Intel Corp. is scheduled to announce its second-quarter earnings after the market closes on Wednesday. Here’s what you need to know ahead of the chip maker’s results:
- EARNINGS FORECAST: Intel is expected to report per-share earnings of 50 cents, according to analysts polled by Thomson Reuters, compared with 55 cents a year earlier.
- REVENUE FORECAST: For the second quarter, the semiconductor giant had projected revenue of $13.2 billion, plus or minus $500 million. Analysts expect revenue of $13.04 billion, compared with $13.8 billion in the year-earlier period.
WHAT TO WATCH
- PC DEMAND: Santa Clara, Calif.-based Intel has been hurt in recent years as a shift to mobile devices such as smartphones and tablets has eroded demand for chips used in personal computers. Recent signs of a weakening PC market included the recent warning from rival chip maker Advanced Micro Devices Inc. that its second-quarter revenue fell more than anticipated. Signs also have been emerging of potential weakness in the data-center sector, including recent sales guidance cuts from QLogic Corp. and Seagate Technology PLC.
- OUTLOOK FOR YEAR: Investors also will be watching for Intel’s guidance for the third-quarter and whether its full-year outlook will change. Pacific Crest on Monday reiterated that discussions with the PC supply chain “indicate a sub-seasonal outlook” for third-quarter demand despite the looming releases of Windows 10 and Intel’s Skylake family of processors. Intel in April forecasted that its 2015 revenue would be flat with the $55.9 billion posted for 2014.
- INTERNAL CHANGES: Intel has been reorganizing its business and shaking up its management as Chief Executive Brian Krzanich pushes the chip maker to move more quickly. President Renee James said she would leave Intel at the end of the year as she seeks a CEO job elsewhere. In April, Intel also said it would reduce its spending in 2015 by $300 million, but didn’t publicly quantify the resulting job cuts.
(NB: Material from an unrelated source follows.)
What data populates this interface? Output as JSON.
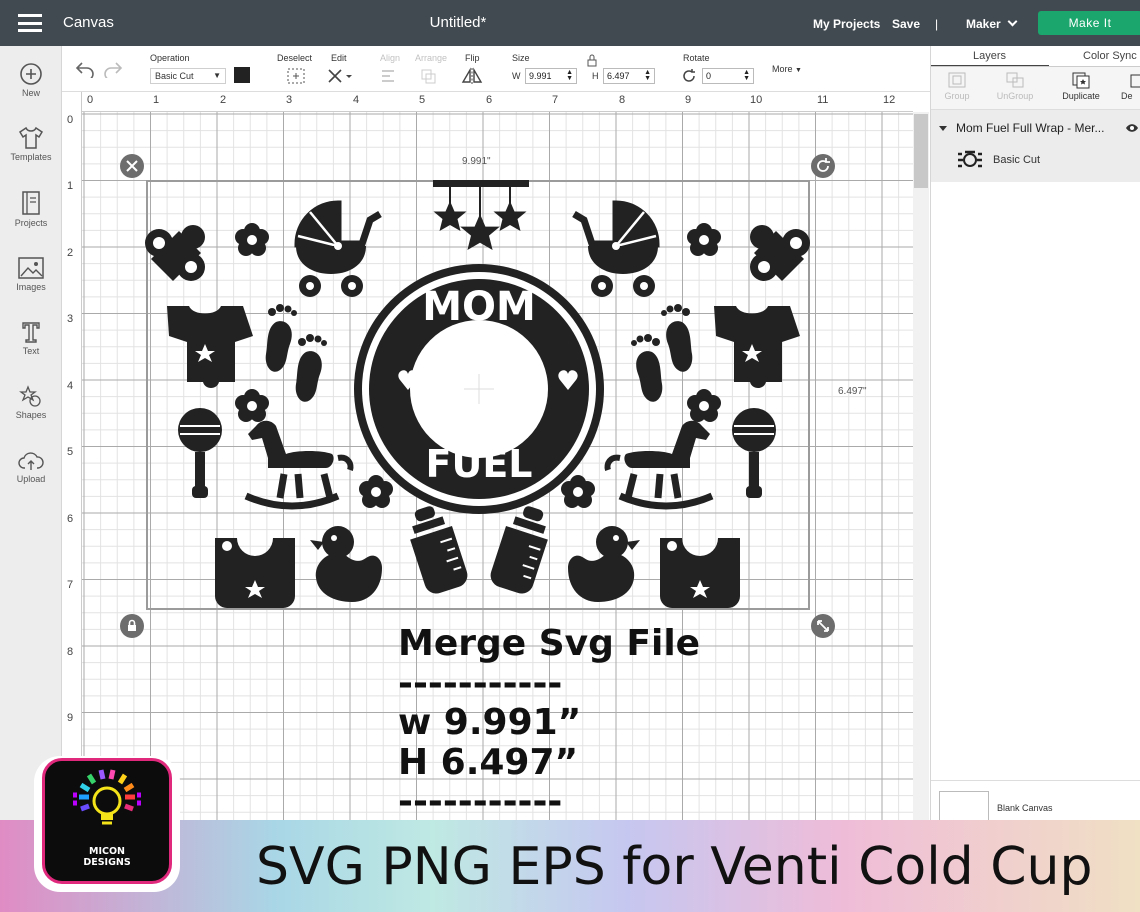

- STRONG U.S. DOLLAR: Intel sells its chips to customers in U.S. dollars, but many PC makers that buy those chips sell their products in local currencies. The PC makers also may have to convert local currencies to buy components, a process that has grown more costly as the U.S. dollar’s value has risen. Such pricing pressures are seen weighing on Intel’s sales growth.